What You Need to Know Before Your Pet's Upcoming Surgery
Many people have questions about various aspects of their pet's surgery, and we hope this information will help. It also explains the decisions you will need to make before your pet's upcoming surgery.
Today's modern anesthetic protocols and monitoring equipment have made surgery much safer than in the past. At Chambers Creek Veterinary Hospital, we perform a thorough physical exam on your pet before designing an appropriate anesthetic protocol and administering anesthesia. We also adjust the type and amount of anesthetic used depending on the health of your pet.
Pre-anesthetic blood testing is important in reducing the risk of anesthesia and tailoring an anesthetic protocol appropriate for your pet. Every pet needs blood testing within 60 days prior to surgery to ensure that the liver and kidneys can safely handle the anesthesia. Even apparently healthy animals can have serious systemic problems that cannot be detected without blood testing. If there is a problem, it is much better to be aware of the problem to minimize the risk of anesthetic or surgical complications. If serious problems are detected, surgery may be postponed until the problem is corrected.
We offer in-house blood testing before surgery, which we will discuss with you when you bring your pet in. For geriatric or ill pets, additional testing may be required before surgery to assure that they are appropriate candidates for anesthesia.
It is important that surgery be done on an empty stomach to reduce the risk of vomiting during and after anesthesia. You will need to withhold food for at least 8 to 10 hours before surgery. Water should remain available to your pet until the morning of surgery.
For many surgeries, we use absorbable sutures (stitches) underneath the skin. These will dissolve on their own, and do not need to be removed. Some surgeries, especially mass removals, do require skin sutures or staples. With either type of suture, you will need to keep an eye on the incision for redness, swelling, or discharge. Most dogs and cats do not lick excessively or chew at the incision, but those that do may require an Elizabethan collar ("the lampshade/cone") to prevent them from causing damage to their incision. If there are skin sutures, these will usually be removed 10 to 14 days after surgery. You will also need to limit your pet's activity level for a time and no baths are allowed until the incision has fully healed. Your pet will be sent home with specific discharge instructions regarding post-operative home care.

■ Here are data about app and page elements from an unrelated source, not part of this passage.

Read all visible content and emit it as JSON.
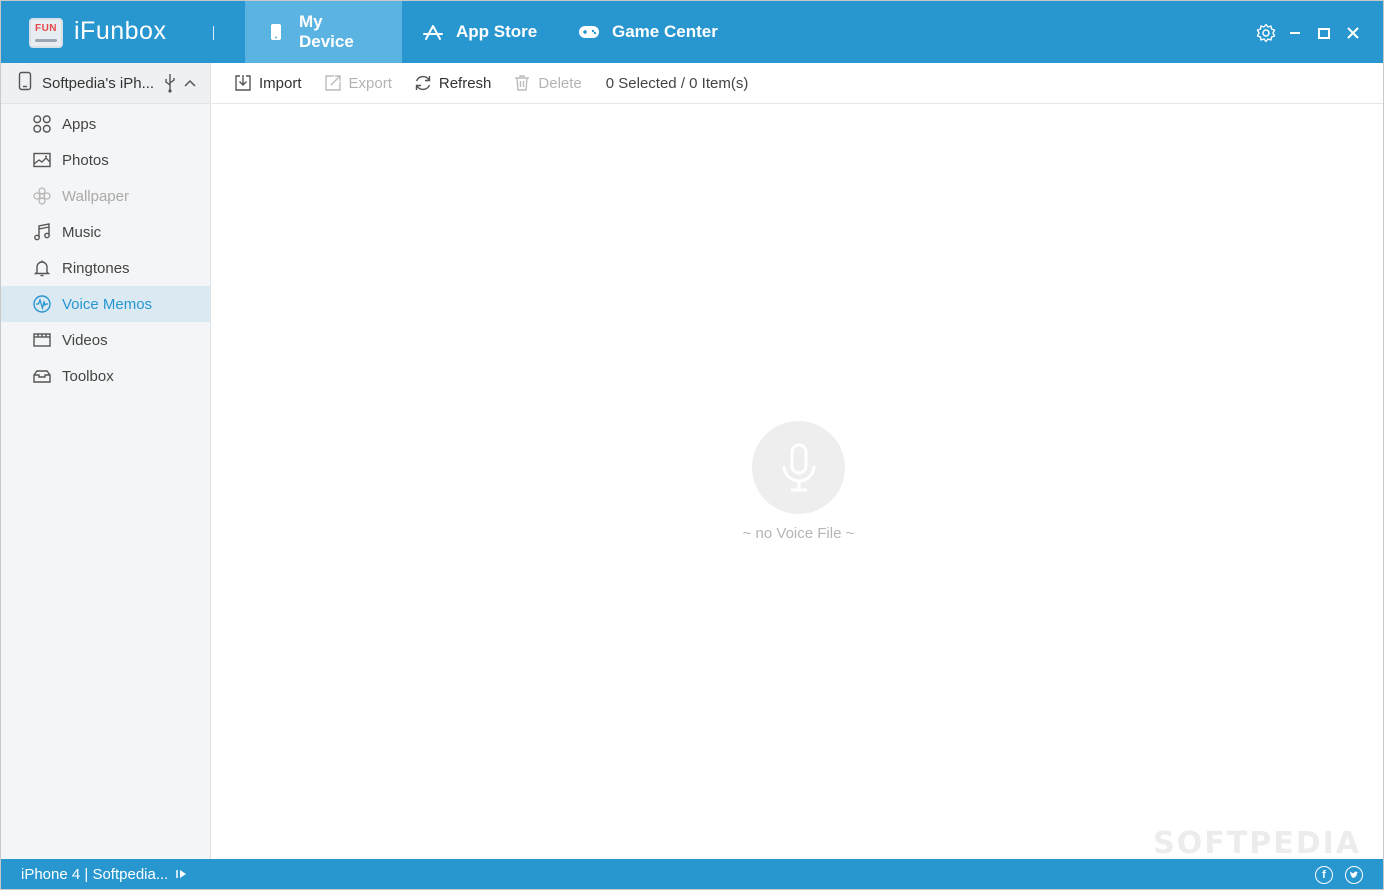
{
  "app": {
    "title": "iFunbox",
    "logo_text": "FUN",
    "accent_color": "#2896cf"
  },
  "nav": {
    "tabs": [
      {
        "label": "My Device",
        "icon": "phone-icon",
        "active": true
      },
      {
        "label": "App Store",
        "icon": "app-store-icon",
        "active": false
      },
      {
        "label": "Game Center",
        "icon": "gamepad-icon",
        "active": false
      }
    ]
  },
  "window_controls": [
    "settings-icon",
    "minimize-icon",
    "maximize-icon",
    "close-icon"
  ],
  "sidebar": {
    "device_name": "Softpedia's iPh...",
    "items": [
      {
        "label": "Apps",
        "icon": "apps-grid-icon",
        "state": "normal"
      },
      {
        "label": "Photos",
        "icon": "photo-icon",
        "state": "normal"
      },
      {
        "label": "Wallpaper",
        "icon": "flower-icon",
        "state": "disabled"
      },
      {
        "label": "Music",
        "icon": "music-note-icon",
        "state": "normal"
      },
      {
        "label": "Ringtones",
        "icon": "bell-icon",
        "state": "normal"
      },
      {
        "label": "Voice Memos",
        "icon": "voice-wave-icon",
        "state": "active"
      },
      {
        "label": "Videos",
        "icon": "film-icon",
        "state": "normal"
      },
      {
        "label": "Toolbox",
        "icon": "toolbox-icon",
        "state": "normal"
      }
    ]
  },
  "toolbar": {
    "import_label": "Import",
    "export_label": "Export",
    "refresh_label": "Refresh",
    "delete_label": "Delete",
    "status": "0 Selected / 0 Item(s)"
  },
  "content": {
    "empty_text": "~ no Voice File ~",
    "empty_icon": "microphone-icon"
  },
  "statusbar": {
    "device_text": "iPhone 4 | Softpedia...",
    "social": [
      "facebook-icon",
      "twitter-icon"
    ]
  },
  "watermark": "SOFTPEDIA"
}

Anything that causes pain in people can be expected to cause pain in animals. Pets may not show the same symptoms of pain as people do; they usually don't whine or cry, but they may become less active or have a decreased appetite. Pain treatment prescribed will depend on the surgery performed. Major procedures require more pain relief than procedures like a minor laceration repair.
Our goal is to minimize post-operative pain in our patients to optimize the healing process and keep pets comfortable. Patients who have undergone a surgical procedure will receive post-operative pain medication. The type of medication will be chosen based on the procedure performed as well as the individual patient's health.
While your pet is under anesthesia, it is the ideal time to perform other minor procedures, such as dentistry or implanting an identification microchip. We will provide an estimate for these additional services at your request.. This is especially important if the person dropping the pet off for surgery is not the primary decision maker for the pet's care.
When you bring your pet in for surgery, we will need to 5 to 10 minutes of time to fill out paperwork and discuss the procedures to be performed. When you pick up your pet after surgery you can also plan to spend about 10 minutes to go over your pet's home care needs.
We will send you a confirmation letter detailing what you may expect on the day of surgery, and call you the day before your scheduled surgery appointment to confirm the time you will be dropping your pet off and to answer any questions you might have. In the meantime, please don't hesitate to call us with any questions about your pet's health or surgery.